**DATA SECTION:**
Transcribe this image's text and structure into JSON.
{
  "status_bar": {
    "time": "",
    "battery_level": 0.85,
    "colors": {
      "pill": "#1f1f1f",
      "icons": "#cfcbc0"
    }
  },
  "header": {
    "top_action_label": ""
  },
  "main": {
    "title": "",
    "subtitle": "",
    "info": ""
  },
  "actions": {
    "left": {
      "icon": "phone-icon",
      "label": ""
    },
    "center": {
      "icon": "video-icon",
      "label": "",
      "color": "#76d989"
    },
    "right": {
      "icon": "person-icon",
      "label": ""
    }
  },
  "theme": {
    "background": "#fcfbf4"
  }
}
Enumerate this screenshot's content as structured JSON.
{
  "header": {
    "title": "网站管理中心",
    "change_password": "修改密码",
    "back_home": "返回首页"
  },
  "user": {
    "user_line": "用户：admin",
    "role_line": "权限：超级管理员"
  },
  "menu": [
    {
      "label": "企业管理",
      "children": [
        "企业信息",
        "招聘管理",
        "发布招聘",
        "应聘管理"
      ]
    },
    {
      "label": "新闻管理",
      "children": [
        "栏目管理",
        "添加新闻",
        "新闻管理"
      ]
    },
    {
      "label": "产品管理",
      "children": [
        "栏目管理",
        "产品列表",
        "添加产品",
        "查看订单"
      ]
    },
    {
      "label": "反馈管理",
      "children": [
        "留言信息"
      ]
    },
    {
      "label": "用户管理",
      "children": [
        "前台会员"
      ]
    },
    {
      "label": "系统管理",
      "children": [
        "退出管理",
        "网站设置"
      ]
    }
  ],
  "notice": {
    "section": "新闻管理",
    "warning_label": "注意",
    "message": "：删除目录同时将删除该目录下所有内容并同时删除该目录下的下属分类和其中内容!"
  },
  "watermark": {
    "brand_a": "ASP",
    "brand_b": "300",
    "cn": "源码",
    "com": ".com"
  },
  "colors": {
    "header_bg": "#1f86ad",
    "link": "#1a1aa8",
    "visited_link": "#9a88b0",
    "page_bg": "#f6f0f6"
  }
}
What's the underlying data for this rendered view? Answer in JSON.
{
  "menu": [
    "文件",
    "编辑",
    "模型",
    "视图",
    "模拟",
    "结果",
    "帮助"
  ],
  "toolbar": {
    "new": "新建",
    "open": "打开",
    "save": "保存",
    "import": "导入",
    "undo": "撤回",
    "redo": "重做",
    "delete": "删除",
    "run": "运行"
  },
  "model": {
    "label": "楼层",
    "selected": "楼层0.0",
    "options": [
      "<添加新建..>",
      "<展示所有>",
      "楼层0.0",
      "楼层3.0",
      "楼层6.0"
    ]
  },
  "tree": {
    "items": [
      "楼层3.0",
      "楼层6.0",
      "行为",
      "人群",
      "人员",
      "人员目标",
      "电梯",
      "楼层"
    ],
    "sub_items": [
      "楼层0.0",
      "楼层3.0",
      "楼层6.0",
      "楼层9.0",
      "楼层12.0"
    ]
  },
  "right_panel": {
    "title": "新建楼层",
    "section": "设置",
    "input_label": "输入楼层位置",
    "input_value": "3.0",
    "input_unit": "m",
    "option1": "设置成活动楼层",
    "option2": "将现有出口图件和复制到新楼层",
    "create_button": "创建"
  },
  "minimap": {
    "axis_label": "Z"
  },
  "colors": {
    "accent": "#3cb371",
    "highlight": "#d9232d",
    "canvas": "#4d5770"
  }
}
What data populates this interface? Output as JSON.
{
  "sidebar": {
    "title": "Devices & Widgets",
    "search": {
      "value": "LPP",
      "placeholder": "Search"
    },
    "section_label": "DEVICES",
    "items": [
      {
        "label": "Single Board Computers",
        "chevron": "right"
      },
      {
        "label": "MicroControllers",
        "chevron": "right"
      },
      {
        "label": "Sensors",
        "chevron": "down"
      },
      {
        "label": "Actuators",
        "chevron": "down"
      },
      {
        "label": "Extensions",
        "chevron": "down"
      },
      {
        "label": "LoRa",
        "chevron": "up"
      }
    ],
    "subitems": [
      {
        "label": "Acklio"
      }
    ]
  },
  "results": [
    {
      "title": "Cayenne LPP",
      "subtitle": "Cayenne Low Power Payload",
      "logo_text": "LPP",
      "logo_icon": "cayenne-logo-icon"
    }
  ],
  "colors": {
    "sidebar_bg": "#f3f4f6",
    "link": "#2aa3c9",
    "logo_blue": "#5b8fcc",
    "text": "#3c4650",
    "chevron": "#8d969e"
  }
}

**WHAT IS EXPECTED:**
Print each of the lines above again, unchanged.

**SOLUTION TO THIS EXERCISE:**
Transcribe this image's text and structure into JSON.
{
  "status_bar": {
    "time": "",
    "battery_level": 0.85,
    "colors": {
      "pill": "#1f1f1f",
      "icons": "#cfcbc0"
    }
  },
  "header": {
    "top_action_label": ""
  },
  "main": {
    "title": "",
    "subtitle": "",
    "info": ""
  },
  "actions": {
    "left": {
      "icon": "phone-icon",
      "label": ""
    },
    "center": {
      "icon": "video-icon",
      "label": "",
      "color": "#76d989"
    },
    "right": {
      "icon": "person-icon",
      "label": ""
    }
  },
  "theme": {
    "background": "#fcfbf4"
  }
}
Enumerate this screenshot's content as structured JSON.
{
  "header": {
    "title": "网站管理中心",
    "change_password": "修改密码",
    "back_home": "返回首页"
  },
  "user": {
    "user_line": "用户：admin",
    "role_line": "权限：超级管理员"
  },
  "menu": [
    {
      "label": "企业管理",
      "children": [
        "企业信息",
        "招聘管理",
        "发布招聘",
        "应聘管理"
      ]
    },
    {
      "label": "新闻管理",
      "children": [
        "栏目管理",
        "添加新闻",
        "新闻管理"
      ]
    },
    {
      "label": "产品管理",
      "children": [
        "栏目管理",
        "产品列表",
        "添加产品",
        "查看订单"
      ]
    },
    {
      "label": "反馈管理",
      "children": [
        "留言信息"
      ]
    },
    {
      "label": "用户管理",
      "children": [
        "前台会员"
      ]
    },
    {
      "label": "系统管理",
      "children": [
        "退出管理",
        "网站设置"
      ]
    }
  ],
  "notice": {
    "section": "新闻管理",
    "warning_label": "注意",
    "message": "：删除目录同时将删除该目录下所有内容并同时删除该目录下的下属分类和其中内容!"
  },
  "watermark": {
    "brand_a": "ASP",
    "brand_b": "300",
    "cn": "源码",
    "com": ".com"
  },
  "colors": {
    "header_bg": "#1f86ad",
    "link": "#1a1aa8",
    "visited_link": "#9a88b0",
    "page_bg": "#f6f0f6"
  }
}
What's the underlying data for this rendered view? Answer in JSON.
{
  "menu": [
    "文件",
    "编辑",
    "模型",
    "视图",
    "模拟",
    "结果",
    "帮助"
  ],
  "toolbar": {
    "new": "新建",
    "open": "打开",
    "save": "保存",
    "import": "导入",
    "undo": "撤回",
    "redo": "重做",
    "delete": "删除",
    "run": "运行"
  },
  "model": {
    "label": "楼层",
    "selected": "楼层0.0",
    "options": [
      "<添加新建..>",
      "<展示所有>",
      "楼层0.0",
      "楼层3.0",
      "楼层6.0"
    ]
  },
  "tree": {
    "items": [
      "楼层3.0",
      "楼层6.0",
      "行为",
      "人群",
      "人员",
      "人员目标",
      "电梯",
      "楼层"
    ],
    "sub_items": [
      "楼层0.0",
      "楼层3.0",
      "楼层6.0",
      "楼层9.0",
      "楼层12.0"
    ]
  },
  "right_panel": {
    "title": "新建楼层",
    "section": "设置",
    "input_label": "输入楼层位置",
    "input_value": "3.0",
    "input_unit": "m",
    "option1": "设置成活动楼层",
    "option2": "将现有出口图件和复制到新楼层",
    "create_button": "创建"
  },
  "minimap": {
    "axis_label": "Z"
  },
  "colors": {
    "accent": "#3cb371",
    "highlight": "#d9232d",
    "canvas": "#4d5770"
  }
}
What data populates this interface? Output as JSON.
{
  "sidebar": {
    "title": "Devices & Widgets",
    "search": {
      "value": "LPP",
      "placeholder": "Search"
    },
    "section_label": "DEVICES",
    "items": [
      {
        "label": "Single Board Computers",
        "chevron": "right"
      },
      {
        "label": "MicroControllers",
        "chevron": "right"
      },
      {
        "label": "Sensors",
        "chevron": "down"
      },
      {
        "label": "Actuators",
        "chevron": "down"
      },
      {
        "label": "Extensions",
        "chevron": "down"
      },
      {
        "label": "LoRa",
        "chevron": "up"
      }
    ],
    "subitems": [
      {
        "label": "Acklio"
      }
    ]
  },
  "results": [
    {
      "title": "Cayenne LPP",
      "subtitle": "Cayenne Low Power Payload",
      "logo_text": "LPP",
      "logo_icon": "cayenne-logo-icon"
    }
  ],
  "colors": {
    "sidebar_bg": "#f3f4f6",
    "link": "#2aa3c9",
    "logo_blue": "#5b8fcc",
    "text": "#3c4650",
    "chevron": "#8d969e"
  }
}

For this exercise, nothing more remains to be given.